Since then, Reeves and Warner Bros. have also released a deleted scene from The Batman that offers slightly fuller glimpses of Keoghan’s unnerving Joker. Shot predominantly in a guarded style that obscures any clear view of him, the five-minute sequence – that is patently indebted to the tautly complex dynamics between Hannibal Lector and the many profilers who have attempted to glean dark insights from his brilliant but cruel mind – shows Robert Pattinson’s Batman unsuccessfully prying the Joker for the real identity of the Riddler. Accordingly, with this teasing clip, audiences have been offered further knowledge of Reeves’ approach to Batman and how Keoghan might continue his reinvention of Gotham’s clown prince of crime in future films.
Carefully revealing the Joker in such an oblique and indirect manner creates intrigue regarding his physical appearance and fuels speculation as to how and in what capacity he might appear in later installments in The Batman universe. Essentially serving the same purpose as a post-credit sequence revelation, this is an intelligent strategy – not to mention a safe one – as the vague revelation simultaneously tells audiences little about the character yet also develops enough intrigue to all but guarantee a payoff. It might not be quite as elegant as Gordon wryly handing Batman the Joker card in the epilogue of Batman Begins, but it is extremely effective nonetheless.
Reeves has also revealed that he and The Batman’s make-up designer Mike Marino went back to Conrad Veidt’s facially disfigured Gwynplaine in 1928’s gloomy German expressionist silent drama The Man Who Laughs – the Joker’s original inspiration. From what can be discerned from the obscure images so far, this is clearly evident – what with Keoghan’s Joker creepily bearing his jagged teeth from behind a face that is seemingly a mass of scar tissue. Accordingly, as is always the case with this supervillain, there will be a grim backstory behind his mangled perpetual grin – not to mention the pre-history between Pattinson’s Batman and the Joker and Riddler, but the ambiguity here frees the following films from any established narrative path.
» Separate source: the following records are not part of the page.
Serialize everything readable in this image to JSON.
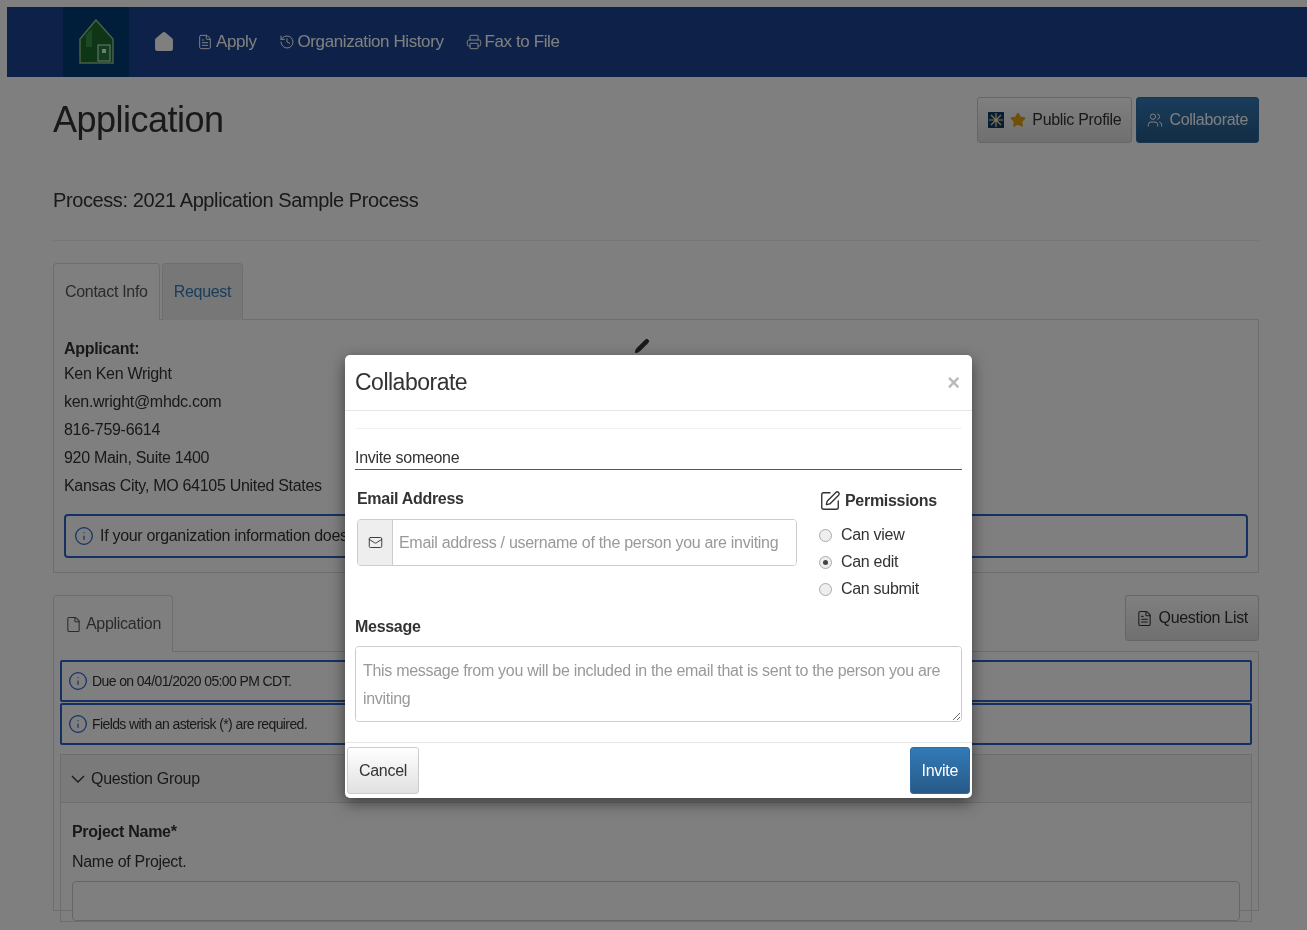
{
  "nav": {
    "items": [
      {
        "kind": "home"
      },
      {
        "kind": "file",
        "label": "Apply"
      },
      {
        "kind": "history",
        "label": "Organization History"
      },
      {
        "kind": "fax",
        "label": "Fax to File"
      }
    ]
  },
  "page": {
    "title": "Application",
    "header_buttons": [
      {
        "kind": "default",
        "label": "Public Profile"
      },
      {
        "kind": "primary",
        "label": "Collaborate"
      }
    ],
    "process": "Process: 2021 Application Sample Process",
    "tabs": [
      {
        "label": "Contact Info",
        "selected": true
      },
      {
        "label": "Request",
        "selected": false
      }
    ],
    "applicant": {
      "heading": "Applicant:",
      "lines": [
        "Ken Ken Wright",
        "ken.wright@mhdc.com",
        "816-759-6614",
        "920 Main, Suite 1400",
        "Kansas City, MO 64105 United States"
      ]
    },
    "org_alert": "If your organization information does",
    "app_tabs": [
      {
        "label": "Application",
        "selected": true
      }
    ],
    "question_list_button": "Question List",
    "notices": [
      "Due on 04/01/2020 05:00 PM CDT.",
      "Fields with an asterisk (*) are required."
    ],
    "question_group": {
      "title": "Question Group",
      "expanded": true
    },
    "field": {
      "label": "Project Name*",
      "hint": "Name of Project."
    }
  },
  "modal": {
    "title": "Collaborate",
    "close": "×",
    "legend": "Invite someone",
    "email_label": "Email Address",
    "email_placeholder": "Email address / username of the person you are inviting",
    "permissions_label": "Permissions",
    "permissions": [
      {
        "label": "Can view",
        "selected": false
      },
      {
        "label": "Can edit",
        "selected": true
      },
      {
        "label": "Can submit",
        "selected": false
      }
    ],
    "message_label": "Message",
    "message_placeholder": "This message from you will be included in the email that is sent to the person you are inviting",
    "buttons": [
      {
        "kind": "default",
        "label": "Cancel"
      },
      {
        "kind": "primary",
        "label": "Invite"
      }
    ]
  }
}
Even if audiences don’t get to fully see Keoghan’s Joker in the already-confirmed The Batman 2, with only two mystery-shrouded scenes, audiences have been given plenty to chew on regarding the character’s future. Considering the recent announcement of Todd Phillips’ Joker sequel, Joker: Folie à Deux, it is possible that Keoghan’s Joker might even serve Reeves’ films as more of an ancillary character than a central villain to prevent these different depictions of the character from infringing on one another. However, even though it is early days in the development of what comes next in this franchise, Matt Reeves kept the Joker scene in The Batman for a reason, but only time will reveal that precise reason.